About the Authors: Kris Balderston serves as Special Representative for the Secretary of State's Global Partnerships Initiative, and Jacob Moss serves as U.S. Coordinator for the Global Alliance for Clean Cookstoves.
On Wednesday, the world's leading general medical journal The Lancet released a major new report which estimates that household air pollution attributed to cooking over open fires or basic cookstoves causes the premature deaths of approximately four million people annually — many of them women and young children. This number — which includes 3.5 million deaths associated with indoor exposures and another 500,000 deaths from cookstoves' contribution to outdoor air pollution — is more than double previous estimates and underscores the need to renew efforts to prevent these deaths.

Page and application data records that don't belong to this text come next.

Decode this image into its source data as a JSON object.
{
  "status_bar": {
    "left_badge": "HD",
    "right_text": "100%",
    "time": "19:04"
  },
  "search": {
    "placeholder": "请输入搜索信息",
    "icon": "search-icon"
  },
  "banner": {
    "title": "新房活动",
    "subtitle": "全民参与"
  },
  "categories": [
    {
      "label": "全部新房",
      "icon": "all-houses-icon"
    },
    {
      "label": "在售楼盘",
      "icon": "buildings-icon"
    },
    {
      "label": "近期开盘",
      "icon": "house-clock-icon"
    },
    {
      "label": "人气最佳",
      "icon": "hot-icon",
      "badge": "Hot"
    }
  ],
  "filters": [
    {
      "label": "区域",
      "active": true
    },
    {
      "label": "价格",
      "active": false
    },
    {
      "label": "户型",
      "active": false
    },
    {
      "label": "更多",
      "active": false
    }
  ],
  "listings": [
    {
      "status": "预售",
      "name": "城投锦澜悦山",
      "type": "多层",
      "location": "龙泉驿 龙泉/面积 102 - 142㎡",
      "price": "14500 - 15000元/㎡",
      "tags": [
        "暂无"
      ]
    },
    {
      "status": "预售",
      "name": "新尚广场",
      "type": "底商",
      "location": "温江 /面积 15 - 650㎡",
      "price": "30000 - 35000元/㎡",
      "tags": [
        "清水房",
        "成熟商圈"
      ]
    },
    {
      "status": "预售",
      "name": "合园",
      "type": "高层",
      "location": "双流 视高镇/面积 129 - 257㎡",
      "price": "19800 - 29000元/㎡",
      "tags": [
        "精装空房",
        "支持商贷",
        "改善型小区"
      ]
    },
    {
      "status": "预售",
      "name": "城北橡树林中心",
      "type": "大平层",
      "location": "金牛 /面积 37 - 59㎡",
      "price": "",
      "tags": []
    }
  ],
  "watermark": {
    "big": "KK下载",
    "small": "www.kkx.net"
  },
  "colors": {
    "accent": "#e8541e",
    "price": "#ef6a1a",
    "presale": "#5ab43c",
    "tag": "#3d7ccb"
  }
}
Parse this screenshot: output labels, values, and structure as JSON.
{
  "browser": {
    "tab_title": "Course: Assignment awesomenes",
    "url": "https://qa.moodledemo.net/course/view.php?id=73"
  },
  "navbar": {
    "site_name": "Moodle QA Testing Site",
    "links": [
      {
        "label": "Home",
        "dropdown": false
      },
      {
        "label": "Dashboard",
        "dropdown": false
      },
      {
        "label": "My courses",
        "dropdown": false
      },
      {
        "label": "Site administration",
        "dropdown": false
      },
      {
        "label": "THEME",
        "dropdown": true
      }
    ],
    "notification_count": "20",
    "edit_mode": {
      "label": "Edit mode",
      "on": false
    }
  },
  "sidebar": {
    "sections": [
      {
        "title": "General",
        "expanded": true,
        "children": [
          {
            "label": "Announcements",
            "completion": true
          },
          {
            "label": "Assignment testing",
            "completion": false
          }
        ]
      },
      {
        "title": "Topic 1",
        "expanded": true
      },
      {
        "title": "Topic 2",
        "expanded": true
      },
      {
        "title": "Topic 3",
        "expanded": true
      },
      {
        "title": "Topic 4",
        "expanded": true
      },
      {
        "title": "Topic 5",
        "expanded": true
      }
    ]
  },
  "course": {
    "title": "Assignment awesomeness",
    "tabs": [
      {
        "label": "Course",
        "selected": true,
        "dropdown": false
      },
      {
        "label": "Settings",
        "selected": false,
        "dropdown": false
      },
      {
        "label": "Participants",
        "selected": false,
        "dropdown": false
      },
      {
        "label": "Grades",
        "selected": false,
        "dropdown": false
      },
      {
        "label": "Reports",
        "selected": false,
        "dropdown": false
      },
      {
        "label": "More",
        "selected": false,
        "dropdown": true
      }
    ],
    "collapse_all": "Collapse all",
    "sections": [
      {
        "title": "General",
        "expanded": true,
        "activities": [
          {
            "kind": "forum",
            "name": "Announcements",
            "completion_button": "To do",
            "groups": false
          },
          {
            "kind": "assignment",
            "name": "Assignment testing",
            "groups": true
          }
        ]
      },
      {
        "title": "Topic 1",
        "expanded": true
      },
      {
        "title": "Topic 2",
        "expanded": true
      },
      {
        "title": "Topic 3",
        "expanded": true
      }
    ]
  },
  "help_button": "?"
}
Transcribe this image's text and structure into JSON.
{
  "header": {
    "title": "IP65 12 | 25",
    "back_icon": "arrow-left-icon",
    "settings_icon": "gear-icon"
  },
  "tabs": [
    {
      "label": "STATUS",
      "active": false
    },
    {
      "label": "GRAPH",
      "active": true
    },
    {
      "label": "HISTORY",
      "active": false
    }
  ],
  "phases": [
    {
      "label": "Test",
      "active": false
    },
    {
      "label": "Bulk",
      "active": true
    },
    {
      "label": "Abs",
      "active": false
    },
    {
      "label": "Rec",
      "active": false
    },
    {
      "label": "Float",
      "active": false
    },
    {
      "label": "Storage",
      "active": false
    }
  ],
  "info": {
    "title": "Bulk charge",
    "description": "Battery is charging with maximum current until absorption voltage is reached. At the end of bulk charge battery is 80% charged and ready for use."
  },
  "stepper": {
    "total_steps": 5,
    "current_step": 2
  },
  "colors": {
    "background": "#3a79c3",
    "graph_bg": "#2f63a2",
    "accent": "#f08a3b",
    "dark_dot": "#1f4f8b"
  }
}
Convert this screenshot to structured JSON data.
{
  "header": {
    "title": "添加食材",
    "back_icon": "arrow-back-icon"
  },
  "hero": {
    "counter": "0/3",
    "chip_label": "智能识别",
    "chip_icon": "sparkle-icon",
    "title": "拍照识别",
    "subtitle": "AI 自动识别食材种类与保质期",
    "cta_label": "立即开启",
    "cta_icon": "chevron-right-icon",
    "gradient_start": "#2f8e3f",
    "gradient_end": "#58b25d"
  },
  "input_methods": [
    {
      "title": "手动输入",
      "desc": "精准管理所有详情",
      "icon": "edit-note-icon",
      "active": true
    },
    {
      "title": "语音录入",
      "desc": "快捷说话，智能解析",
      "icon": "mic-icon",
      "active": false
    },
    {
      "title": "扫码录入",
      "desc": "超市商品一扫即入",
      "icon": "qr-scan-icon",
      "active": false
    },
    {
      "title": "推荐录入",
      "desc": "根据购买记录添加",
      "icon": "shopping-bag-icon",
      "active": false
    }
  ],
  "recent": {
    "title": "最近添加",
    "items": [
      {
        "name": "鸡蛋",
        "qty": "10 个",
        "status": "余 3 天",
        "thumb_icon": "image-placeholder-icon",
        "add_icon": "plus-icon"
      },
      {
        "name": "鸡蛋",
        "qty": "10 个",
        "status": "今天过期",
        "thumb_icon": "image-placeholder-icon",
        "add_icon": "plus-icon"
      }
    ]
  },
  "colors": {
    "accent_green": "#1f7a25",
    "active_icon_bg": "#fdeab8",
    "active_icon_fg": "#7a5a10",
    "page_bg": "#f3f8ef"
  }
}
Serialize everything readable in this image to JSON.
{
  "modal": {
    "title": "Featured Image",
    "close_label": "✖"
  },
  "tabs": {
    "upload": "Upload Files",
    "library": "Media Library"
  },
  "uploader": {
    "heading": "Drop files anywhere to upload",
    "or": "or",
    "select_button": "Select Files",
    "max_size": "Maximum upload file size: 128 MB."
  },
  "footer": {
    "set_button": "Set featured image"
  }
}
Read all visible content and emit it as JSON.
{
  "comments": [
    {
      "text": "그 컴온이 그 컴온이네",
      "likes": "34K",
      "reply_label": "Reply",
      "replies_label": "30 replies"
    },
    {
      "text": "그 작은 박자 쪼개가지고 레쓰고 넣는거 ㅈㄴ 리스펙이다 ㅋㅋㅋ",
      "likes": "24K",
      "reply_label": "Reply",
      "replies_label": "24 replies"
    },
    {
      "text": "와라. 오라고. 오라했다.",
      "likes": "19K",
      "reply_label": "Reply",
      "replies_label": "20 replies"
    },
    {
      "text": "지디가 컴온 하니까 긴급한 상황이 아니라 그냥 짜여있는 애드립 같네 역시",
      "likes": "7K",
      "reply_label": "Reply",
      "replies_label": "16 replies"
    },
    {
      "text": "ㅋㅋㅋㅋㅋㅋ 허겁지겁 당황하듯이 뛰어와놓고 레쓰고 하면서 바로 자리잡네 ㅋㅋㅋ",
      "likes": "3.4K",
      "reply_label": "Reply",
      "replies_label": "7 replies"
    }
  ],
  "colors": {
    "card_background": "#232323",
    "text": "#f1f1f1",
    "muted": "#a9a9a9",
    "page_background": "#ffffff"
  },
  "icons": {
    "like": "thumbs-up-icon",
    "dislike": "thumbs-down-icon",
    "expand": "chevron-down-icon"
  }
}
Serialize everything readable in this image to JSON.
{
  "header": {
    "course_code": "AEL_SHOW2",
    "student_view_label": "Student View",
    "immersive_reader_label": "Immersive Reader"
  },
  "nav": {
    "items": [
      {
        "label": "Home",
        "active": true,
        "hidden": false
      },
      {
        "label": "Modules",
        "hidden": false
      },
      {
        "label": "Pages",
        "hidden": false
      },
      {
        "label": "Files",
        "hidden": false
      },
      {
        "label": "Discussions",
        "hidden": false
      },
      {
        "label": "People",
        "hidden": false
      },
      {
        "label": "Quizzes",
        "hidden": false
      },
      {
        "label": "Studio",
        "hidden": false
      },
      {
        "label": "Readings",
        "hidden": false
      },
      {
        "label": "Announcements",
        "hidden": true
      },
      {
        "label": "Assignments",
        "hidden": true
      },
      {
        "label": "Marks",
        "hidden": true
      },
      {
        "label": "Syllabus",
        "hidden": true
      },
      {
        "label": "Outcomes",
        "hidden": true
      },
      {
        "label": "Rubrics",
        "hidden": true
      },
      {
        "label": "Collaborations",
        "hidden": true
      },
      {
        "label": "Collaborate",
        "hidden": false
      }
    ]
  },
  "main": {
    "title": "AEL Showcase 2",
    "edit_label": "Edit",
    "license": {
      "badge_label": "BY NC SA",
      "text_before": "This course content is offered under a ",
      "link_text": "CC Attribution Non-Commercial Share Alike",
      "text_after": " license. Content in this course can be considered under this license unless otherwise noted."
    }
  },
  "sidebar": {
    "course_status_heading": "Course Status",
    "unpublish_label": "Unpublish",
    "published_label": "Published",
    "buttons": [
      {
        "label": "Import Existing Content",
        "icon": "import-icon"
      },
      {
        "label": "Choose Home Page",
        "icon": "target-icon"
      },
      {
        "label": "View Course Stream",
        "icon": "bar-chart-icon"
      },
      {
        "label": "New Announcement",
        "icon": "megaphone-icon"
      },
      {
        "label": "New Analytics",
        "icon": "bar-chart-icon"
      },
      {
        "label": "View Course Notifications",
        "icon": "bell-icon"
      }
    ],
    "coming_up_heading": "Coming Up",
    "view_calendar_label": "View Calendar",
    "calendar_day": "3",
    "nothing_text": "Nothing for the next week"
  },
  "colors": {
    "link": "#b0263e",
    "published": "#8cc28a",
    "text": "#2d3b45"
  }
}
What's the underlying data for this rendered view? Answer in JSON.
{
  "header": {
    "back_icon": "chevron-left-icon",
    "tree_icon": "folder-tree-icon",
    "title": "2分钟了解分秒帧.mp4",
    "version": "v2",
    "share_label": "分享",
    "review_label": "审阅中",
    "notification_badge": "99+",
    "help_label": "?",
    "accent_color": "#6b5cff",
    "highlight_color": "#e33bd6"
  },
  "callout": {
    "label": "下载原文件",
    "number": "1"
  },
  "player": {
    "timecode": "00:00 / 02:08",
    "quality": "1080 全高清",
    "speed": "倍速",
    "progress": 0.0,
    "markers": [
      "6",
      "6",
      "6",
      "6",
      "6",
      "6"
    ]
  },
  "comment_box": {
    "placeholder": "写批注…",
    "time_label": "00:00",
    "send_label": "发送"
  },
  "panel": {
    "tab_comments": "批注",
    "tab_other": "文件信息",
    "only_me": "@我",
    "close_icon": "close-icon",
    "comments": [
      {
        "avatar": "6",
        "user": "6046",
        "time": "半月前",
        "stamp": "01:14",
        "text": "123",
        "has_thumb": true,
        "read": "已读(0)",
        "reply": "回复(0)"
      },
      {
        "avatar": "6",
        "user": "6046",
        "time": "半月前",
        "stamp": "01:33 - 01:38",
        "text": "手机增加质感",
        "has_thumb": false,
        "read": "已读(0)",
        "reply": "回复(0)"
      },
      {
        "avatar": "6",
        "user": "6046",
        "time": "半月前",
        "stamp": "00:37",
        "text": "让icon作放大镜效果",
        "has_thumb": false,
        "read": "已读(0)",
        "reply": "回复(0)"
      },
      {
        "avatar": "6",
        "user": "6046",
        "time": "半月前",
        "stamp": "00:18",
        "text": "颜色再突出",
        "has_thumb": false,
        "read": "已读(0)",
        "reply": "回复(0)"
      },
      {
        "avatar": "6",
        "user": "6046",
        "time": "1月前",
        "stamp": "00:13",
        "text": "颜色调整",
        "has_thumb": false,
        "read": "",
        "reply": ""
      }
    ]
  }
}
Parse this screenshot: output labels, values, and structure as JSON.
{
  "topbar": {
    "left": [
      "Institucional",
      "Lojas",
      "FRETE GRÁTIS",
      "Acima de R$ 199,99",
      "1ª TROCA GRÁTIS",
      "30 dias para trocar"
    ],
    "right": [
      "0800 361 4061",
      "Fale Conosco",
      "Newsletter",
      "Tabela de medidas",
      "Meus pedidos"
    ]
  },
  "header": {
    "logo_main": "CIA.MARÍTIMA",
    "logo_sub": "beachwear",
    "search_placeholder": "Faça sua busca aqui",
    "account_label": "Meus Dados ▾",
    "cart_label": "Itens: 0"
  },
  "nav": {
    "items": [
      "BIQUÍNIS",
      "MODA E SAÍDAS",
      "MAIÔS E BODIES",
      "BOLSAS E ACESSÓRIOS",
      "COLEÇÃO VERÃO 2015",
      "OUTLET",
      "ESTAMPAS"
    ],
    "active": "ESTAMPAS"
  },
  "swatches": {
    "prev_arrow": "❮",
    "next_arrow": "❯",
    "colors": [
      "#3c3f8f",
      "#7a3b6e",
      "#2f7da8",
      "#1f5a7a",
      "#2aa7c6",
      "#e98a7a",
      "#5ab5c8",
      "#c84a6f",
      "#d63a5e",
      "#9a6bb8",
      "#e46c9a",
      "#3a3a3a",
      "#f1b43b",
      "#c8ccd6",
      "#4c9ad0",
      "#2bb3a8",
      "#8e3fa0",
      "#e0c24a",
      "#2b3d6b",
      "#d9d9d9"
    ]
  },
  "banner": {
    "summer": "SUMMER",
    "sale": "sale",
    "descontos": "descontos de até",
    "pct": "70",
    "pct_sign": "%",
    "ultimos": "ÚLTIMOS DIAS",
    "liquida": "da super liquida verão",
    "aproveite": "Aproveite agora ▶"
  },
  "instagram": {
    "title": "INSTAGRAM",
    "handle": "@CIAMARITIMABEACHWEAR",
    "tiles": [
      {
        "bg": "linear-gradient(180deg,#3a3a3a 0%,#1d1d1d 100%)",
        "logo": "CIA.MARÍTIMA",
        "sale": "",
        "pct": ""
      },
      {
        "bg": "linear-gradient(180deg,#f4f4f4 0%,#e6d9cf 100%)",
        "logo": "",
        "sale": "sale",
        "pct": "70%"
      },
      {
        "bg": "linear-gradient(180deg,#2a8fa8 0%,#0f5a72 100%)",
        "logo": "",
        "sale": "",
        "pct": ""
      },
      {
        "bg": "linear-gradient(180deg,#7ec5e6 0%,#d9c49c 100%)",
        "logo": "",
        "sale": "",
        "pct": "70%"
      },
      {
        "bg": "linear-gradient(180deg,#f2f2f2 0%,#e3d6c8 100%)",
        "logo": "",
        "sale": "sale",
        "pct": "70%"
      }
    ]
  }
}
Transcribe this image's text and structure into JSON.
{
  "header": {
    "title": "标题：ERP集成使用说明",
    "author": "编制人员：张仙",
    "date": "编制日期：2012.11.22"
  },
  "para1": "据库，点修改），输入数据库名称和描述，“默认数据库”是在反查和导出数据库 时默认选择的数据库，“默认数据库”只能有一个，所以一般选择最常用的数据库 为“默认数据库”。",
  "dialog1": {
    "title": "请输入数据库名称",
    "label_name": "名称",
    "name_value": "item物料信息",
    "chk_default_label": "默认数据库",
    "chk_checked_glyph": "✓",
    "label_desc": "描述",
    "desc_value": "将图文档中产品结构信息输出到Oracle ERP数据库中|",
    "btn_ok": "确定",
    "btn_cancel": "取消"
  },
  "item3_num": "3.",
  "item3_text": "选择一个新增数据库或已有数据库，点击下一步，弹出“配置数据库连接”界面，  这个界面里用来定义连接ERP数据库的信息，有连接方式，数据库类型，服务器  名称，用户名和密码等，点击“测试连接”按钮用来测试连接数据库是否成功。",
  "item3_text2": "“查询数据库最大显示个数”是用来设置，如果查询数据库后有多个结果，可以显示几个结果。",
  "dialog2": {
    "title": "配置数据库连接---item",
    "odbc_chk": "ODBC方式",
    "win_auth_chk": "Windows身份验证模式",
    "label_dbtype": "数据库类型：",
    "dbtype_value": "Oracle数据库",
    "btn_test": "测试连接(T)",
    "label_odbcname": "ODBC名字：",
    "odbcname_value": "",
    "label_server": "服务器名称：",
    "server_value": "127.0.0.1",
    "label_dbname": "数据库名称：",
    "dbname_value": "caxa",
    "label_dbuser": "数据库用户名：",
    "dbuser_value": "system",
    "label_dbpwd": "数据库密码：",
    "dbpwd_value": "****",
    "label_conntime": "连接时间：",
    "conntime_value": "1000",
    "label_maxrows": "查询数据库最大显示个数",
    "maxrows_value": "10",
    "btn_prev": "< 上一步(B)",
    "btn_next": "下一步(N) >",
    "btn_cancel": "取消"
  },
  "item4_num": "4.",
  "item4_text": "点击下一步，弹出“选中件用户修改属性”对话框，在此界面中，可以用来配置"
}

Three billion people globally rely on solid fuels like wood, charcoal, agricultural waste, animal dung, and coal for household energy needs, often burning them inside their homes in inefficient and poorly ventilated stoves or open fires. Polluting stoves and fuels used indoors expose women and their families to air pollution levels as much as 50 times greater than World Health Organization guidelines for clean air. Household air pollution exposure can cause heart and lung diseases in adults, pneumonia in children, and low birth weight among infants.
Women and children are affected most as they are exposed to high levels of pollution inside the home and often spend several hours every day collecting fuel — time that could be much better spent on schooling or income generating activities such as farming or starting a microenterprise. Even households that purchase (rather than collect) solid fuels can save money by switching to cleaner stoves that are also more fuel-efficient.
The new estimate of the premature deaths due to household air pollution represents a significant increase from previous estimates of two million annual premature deaths. The study in The Lancet cited household air pollution as the fourth worst health risk factor globally, second worst among women and girls, and fifth worst among men and boys. It is the worst of the environmental risk factors affecting health (such as outdoor air pollution and unimproved water sources and sanitation), both globally and in poor regions. It is also the single worst health risk factor in South Asia and second worst in most parts of Sub-Saharan Africa.